Water F. Otto's Dionysus: Myth and Cult is a difficult but extremely rewarding study not only of the god Dionysus but of myth and cult as well. The book is divided into two parts. The first looks at the meaning of myth and cult and their relationship, the second attempts to arrive at the essential characteristic of Dionysus. By no means should you skip the first part. In it Otto lays the groundwork for his penetrating analysis of the god. It is a scintillatingly brilliant and illuminatingly original exposition of the meaning and origins of myth and cult. Anyone interested in Greek religion or for that matter liturgy alone, should read it. Although written over forty years ago it will still challenge and startle. Otto is gifted with a poetic depth of perception and gnomic expressiveness worthy almost of Heraclitus. For example at one point he states: "The more alive this life becomes, the nearer death draws, until the supreme moment-the enchanted moment when something new is created-when death and life meet in an embrace of mad ecstasy."
Otto holds that "The true visage of every true god is the visage of a world." In the second part he sets about discovering the form or visage of Dionysus. This he brilliantly lays out in chapters dealing with every aspect of the god. Chapters include: The Vine, The Somber Madness, Dionysus and the Element of Moisture, Dionysus and the Women, and Dionysus and Apollo. I will not attempt to recount his conclusions.
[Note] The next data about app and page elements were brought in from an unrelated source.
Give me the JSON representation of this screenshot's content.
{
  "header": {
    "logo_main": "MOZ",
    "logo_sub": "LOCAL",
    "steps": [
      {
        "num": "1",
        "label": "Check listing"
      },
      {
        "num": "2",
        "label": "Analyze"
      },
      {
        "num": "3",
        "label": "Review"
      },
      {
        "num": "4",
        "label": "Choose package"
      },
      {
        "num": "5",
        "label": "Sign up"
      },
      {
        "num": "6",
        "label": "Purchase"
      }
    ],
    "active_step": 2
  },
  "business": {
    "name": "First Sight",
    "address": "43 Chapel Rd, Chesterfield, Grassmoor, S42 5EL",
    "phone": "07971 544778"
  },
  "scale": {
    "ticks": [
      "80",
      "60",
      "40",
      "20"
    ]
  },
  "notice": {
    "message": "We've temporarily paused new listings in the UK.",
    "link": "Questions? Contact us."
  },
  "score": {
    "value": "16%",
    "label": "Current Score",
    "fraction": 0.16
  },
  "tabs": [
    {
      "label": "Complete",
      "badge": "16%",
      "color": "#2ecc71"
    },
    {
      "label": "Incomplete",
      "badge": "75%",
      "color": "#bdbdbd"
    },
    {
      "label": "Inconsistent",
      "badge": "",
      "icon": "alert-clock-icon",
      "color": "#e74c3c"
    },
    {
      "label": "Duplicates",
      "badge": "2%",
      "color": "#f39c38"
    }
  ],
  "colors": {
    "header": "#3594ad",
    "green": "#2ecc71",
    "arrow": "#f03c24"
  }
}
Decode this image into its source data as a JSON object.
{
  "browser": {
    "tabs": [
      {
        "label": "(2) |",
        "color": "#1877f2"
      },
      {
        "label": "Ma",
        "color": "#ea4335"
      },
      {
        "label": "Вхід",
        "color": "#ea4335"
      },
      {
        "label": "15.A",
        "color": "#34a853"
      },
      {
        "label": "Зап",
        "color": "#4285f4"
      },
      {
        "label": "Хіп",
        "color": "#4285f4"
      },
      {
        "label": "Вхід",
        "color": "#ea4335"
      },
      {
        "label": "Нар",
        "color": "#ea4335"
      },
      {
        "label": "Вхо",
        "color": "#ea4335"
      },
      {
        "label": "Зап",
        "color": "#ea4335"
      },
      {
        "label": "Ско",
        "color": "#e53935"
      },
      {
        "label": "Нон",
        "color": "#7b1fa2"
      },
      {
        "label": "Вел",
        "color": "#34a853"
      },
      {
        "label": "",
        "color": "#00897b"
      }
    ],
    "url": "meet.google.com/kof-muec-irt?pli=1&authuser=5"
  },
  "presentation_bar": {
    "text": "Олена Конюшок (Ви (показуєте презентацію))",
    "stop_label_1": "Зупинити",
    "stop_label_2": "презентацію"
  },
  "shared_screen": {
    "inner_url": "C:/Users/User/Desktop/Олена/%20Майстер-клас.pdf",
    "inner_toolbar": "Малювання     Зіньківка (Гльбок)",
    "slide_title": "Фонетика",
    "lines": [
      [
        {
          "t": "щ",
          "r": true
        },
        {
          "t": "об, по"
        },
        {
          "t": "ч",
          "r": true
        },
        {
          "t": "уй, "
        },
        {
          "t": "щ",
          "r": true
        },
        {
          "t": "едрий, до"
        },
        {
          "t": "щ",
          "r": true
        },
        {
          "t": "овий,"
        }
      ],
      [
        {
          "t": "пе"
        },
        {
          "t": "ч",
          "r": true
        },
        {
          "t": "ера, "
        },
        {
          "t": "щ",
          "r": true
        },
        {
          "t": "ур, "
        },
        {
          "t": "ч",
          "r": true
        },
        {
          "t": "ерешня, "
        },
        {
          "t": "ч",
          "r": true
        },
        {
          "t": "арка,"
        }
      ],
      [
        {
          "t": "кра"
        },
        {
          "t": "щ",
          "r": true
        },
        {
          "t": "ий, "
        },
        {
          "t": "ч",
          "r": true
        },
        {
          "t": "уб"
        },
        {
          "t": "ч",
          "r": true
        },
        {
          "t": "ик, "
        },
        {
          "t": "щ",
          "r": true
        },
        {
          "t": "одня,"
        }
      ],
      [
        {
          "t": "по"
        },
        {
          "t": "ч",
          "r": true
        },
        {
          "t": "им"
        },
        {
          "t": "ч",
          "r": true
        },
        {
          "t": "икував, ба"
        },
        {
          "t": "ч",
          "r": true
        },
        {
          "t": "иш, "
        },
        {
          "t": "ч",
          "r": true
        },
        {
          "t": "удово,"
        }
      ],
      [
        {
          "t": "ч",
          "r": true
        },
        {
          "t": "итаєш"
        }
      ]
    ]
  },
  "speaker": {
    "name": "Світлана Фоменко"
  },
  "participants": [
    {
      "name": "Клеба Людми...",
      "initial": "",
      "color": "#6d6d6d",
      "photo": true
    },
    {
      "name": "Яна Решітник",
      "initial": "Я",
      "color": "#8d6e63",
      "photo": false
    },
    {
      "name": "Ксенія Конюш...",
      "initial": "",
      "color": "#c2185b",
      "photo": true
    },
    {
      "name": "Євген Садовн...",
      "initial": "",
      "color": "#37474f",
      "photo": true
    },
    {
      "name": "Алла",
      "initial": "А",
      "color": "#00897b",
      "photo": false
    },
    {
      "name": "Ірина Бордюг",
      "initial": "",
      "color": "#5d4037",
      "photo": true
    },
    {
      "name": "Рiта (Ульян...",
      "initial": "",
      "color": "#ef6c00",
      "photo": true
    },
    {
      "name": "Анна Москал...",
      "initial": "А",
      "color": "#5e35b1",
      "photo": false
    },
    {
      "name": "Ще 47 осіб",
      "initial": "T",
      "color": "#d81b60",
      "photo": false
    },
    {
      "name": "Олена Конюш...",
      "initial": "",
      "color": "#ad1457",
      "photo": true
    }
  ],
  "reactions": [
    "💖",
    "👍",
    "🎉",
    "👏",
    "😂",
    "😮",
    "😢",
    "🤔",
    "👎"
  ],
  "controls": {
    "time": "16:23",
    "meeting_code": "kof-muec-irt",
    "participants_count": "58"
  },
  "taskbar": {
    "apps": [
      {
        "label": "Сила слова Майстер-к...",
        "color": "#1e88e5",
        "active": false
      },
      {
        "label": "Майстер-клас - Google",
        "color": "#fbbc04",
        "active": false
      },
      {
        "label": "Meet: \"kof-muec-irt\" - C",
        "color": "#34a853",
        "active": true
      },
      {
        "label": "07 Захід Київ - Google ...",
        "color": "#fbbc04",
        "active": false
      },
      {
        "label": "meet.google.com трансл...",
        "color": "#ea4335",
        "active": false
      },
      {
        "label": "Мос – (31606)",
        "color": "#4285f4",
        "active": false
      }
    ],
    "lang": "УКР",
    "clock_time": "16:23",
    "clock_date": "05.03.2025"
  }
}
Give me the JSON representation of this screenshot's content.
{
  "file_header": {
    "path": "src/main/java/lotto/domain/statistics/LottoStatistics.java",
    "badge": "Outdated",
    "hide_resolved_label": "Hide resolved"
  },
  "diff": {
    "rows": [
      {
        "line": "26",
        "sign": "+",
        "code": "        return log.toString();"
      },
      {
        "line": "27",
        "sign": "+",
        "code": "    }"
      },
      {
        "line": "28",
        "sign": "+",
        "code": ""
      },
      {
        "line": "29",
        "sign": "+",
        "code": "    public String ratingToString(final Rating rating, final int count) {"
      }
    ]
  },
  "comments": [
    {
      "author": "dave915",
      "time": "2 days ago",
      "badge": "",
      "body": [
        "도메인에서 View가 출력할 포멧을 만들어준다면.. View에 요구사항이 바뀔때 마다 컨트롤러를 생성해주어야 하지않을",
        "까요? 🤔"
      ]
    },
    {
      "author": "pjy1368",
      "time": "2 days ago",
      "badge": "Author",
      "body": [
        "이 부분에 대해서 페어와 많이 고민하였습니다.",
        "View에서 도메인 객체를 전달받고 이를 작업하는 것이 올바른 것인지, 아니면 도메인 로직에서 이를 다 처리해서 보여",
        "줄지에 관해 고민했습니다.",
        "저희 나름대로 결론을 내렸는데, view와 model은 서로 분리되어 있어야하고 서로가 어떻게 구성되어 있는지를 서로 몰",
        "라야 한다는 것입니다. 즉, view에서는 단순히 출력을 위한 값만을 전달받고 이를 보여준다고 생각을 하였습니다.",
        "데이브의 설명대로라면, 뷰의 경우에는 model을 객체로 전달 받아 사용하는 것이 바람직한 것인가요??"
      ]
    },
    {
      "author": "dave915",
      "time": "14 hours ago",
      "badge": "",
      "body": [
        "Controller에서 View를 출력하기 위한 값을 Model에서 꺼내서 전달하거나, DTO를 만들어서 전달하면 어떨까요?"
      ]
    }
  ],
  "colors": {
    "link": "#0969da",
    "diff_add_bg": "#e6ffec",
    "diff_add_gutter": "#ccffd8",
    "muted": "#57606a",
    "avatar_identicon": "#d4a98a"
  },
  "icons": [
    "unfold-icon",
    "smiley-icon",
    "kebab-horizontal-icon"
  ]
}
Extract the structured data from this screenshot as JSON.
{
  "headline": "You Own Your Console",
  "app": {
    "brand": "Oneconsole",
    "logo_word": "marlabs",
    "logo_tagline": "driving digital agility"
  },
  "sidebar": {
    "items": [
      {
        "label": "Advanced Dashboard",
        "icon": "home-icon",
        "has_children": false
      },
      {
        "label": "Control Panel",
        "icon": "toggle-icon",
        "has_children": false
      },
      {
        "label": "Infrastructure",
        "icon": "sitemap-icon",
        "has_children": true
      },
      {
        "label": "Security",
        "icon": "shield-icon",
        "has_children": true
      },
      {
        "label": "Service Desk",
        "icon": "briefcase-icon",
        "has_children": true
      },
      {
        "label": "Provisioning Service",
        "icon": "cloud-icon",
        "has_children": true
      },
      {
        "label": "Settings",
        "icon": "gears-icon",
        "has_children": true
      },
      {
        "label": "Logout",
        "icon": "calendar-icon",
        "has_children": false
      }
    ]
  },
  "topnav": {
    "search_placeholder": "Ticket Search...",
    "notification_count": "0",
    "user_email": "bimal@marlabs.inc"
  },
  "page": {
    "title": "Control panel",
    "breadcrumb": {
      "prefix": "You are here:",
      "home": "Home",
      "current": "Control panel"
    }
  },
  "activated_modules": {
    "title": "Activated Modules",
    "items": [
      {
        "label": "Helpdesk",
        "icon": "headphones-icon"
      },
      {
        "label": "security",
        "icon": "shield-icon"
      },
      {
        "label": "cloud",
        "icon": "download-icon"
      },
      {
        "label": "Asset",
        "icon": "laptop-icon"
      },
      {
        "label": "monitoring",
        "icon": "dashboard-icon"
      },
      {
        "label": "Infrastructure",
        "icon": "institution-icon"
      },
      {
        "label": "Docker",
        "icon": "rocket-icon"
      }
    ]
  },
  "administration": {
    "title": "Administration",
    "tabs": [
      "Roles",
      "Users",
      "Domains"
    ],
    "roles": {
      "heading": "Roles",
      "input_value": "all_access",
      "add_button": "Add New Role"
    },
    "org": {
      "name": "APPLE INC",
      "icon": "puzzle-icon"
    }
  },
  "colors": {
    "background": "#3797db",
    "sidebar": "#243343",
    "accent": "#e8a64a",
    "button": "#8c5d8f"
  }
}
Get the book and read them in Otto's lapidary language. Don't be put off from reading this book if you don't know Greek. While there are a fair number of untransliterated words, you can understand the meaning of the sentences from the context. However, be aware that this is not "lite" reading but a serious study that requires and will repay thought. The book itself is a handsome, sturdy paperback with glued signatures.
The author brings the immediate experience of Dionysus to the reader. In the first part, a general context is laid out. In the second, the stories of Dionysus are told, of a living presence. This immediacy makes the essay both powerful and compelling.